We shall be happy to be soon favored with a kind reply to this letter, and remain in this hope | dear Sir | Your’s most obediently | C Reinwald & Co

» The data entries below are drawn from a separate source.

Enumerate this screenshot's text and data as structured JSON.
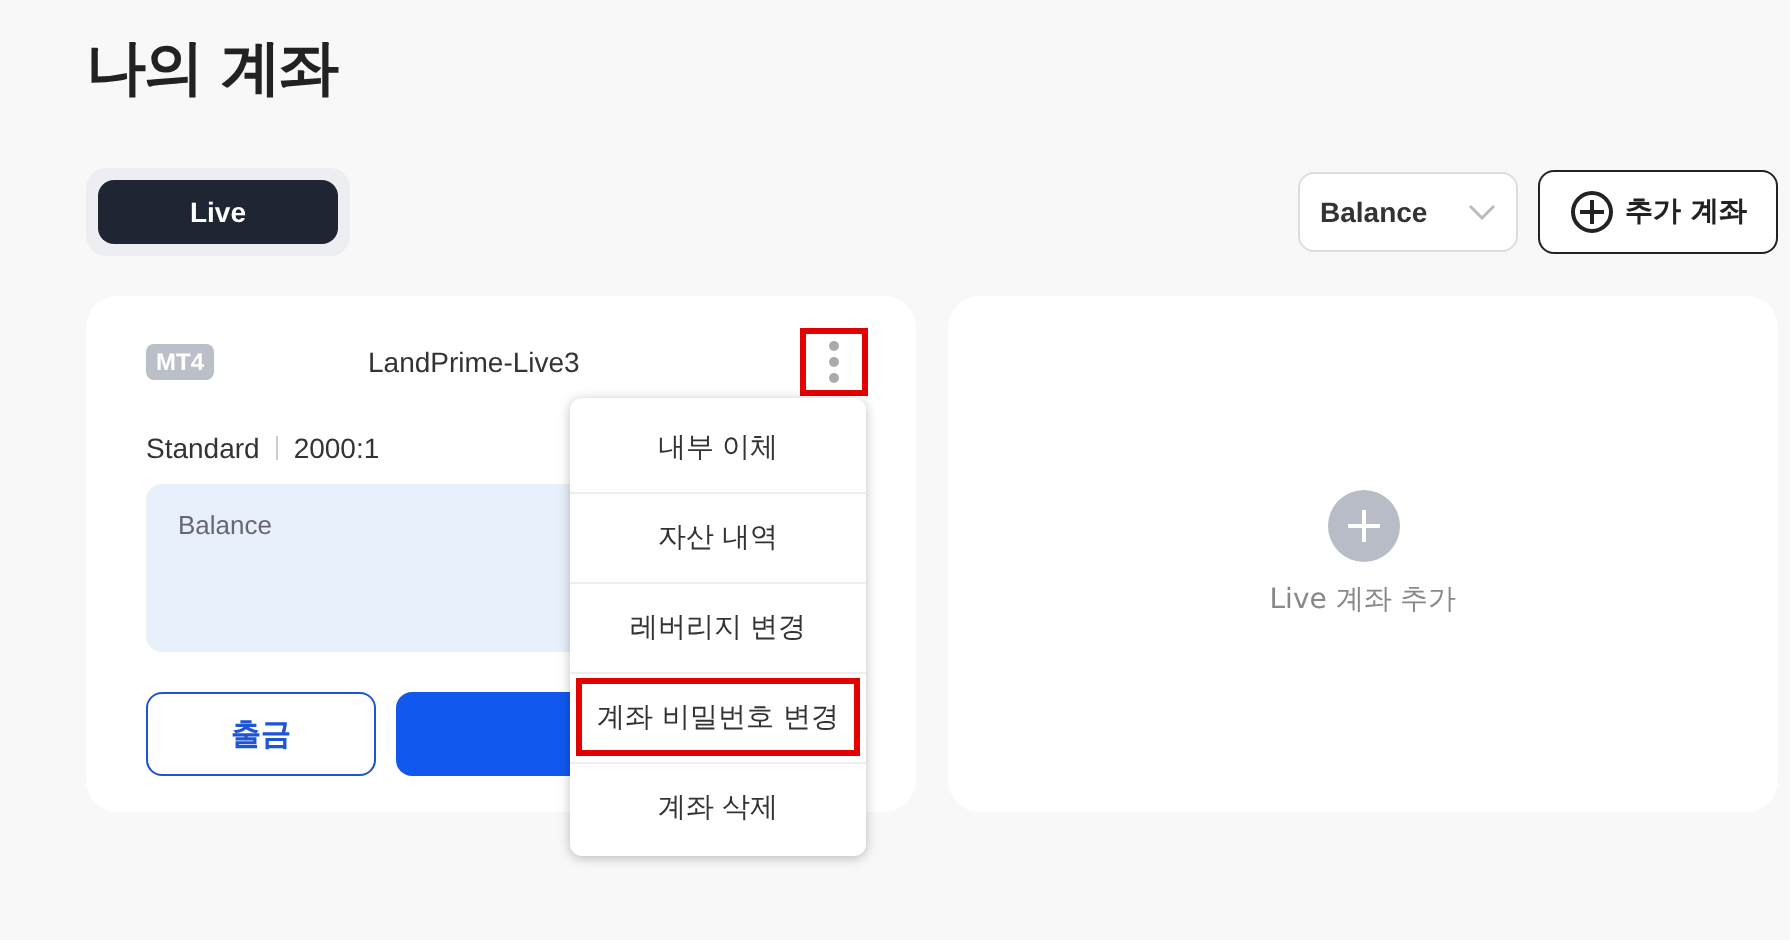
{
  "page_title": "나의 계좌",
  "tabs": [
    {
      "label": "Live",
      "selected": true
    }
  ],
  "sort_select": {
    "value": "Balance"
  },
  "add_account_button": {
    "label": "추가 계좌"
  },
  "account_card": {
    "platform": "MT4",
    "server": "LandPrime-Live3",
    "account_type": "Standard",
    "leverage": "2000:1",
    "balance_label": "Balance",
    "withdraw_button": "출금",
    "more_button_highlighted": true
  },
  "context_menu": [
    {
      "label": "내부 이체",
      "highlighted": false
    },
    {
      "label": "자산 내역",
      "highlighted": false
    },
    {
      "label": "레버리지 변경",
      "highlighted": false
    },
    {
      "label": "계좌 비밀번호 변경",
      "highlighted": true
    },
    {
      "label": "계좌 삭제",
      "highlighted": false
    }
  ],
  "add_live_card": {
    "label": "Live 계좌 추가"
  }
}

CD’s letter to Reinwald has not been found, but see the letter from C.-F. Reinwald, 4 March 1873.
Jean Jacques Moulinié had translated Descent into French (Moulinié trans. 1872). On the quality of the translation, see also Correspondence vol. 20, letter from Frédéric Baudry, 4 December 1872.
Samuel Jean Pozzi had recruited Justin-Miranda René Benoît as a co-translator of Expression in order to finish the work in June 1873 (see letter from S. J. Pozzi, 11 May 1873).
See the letter from C.-F. Reinwald, 4 March 1873 and n. 6. Edmond Barbier translated John Lubbock’s Prehistoric times (Lubbock 1865) into French (Barbier trans. 1873). Barbier’s revision of Moulinié’s translation of Descent is Moulinié trans. 1873–4.
Reinwald may refer to the occupation of France by Prussian troops, which continued until the French finished paying a war indemnity of five billion francs. The final payment was made in September 1873. See Badsey 2003, pp. 83, 86.
Barbier translated Journal of researches (1870) under the title Voyage d’un naturaliste autour du monde (Barbier trans. 1875). Journal of researches (1870), a reprint of Journal of researches (1860), was the last British edition during CD’s lifetime (see Freeman 1977, p. 36).


Badsey, Stephen. 2003. The Franco-Prussian War, 1870–1871. Oxford: Osprey Publishing.

Correspondence: The correspondence of Charles Darwin. Edited by Frederick Burkhardt et al. 27 vols to date. Cambridge: Cambridge University Press. 1985–.

Descent: The descent of man, and selection in relation to sex. By Charles Darwin. 2 vols. London: John Murray. 1871.

Expression: The expression of the emotions in man and animals. By Charles Darwin. London: John Murray. 1872.

Freeman, Richard Broke. 1977. The works of Charles Darwin: an annotated bibliographical handlist. 2d edition. Folkestone, Kent: William Dawson & Sons. Hamden, Conn.: Archon Books, Shoe String Press.

Journal of researches (1860): Journal of researches into the natural history and geology of the countries visited during the voyage of HMS Beagle around the world, under the command of Capt. FitzRoy RN. By Charles Darwin. Reprint edition. London: John Murray. 1860.

Journal of researches (1870): Journal of researches into the natural history and geology of the countries visited during the voyage of HMS Beagle round the world, under the command of Capt. FitzRoy RN. By Charles Darwin. New edition. London: John Murray. 1870.


Samuel Pozzi’s translation of Expression progressing slowly.

J. J. Moulinié’s translation of Descent is stylistically poor, which may account for low sales.

Difficult to find European naturalists to translate CD’s works. They would rather write books on "Darwinisme" under their own names.

Letter details

Letter no.
Charles-Ferdinand Reinwald
Charles Robert Darwin
Sent from
Source of text
DAR 176: 100
Physical description

Please cite as

Darwin Correspondence Project, “Letter no. 8911,” accessed on 29 March 2020,

Also published in The Correspondence of Charles Darwin, vol. 21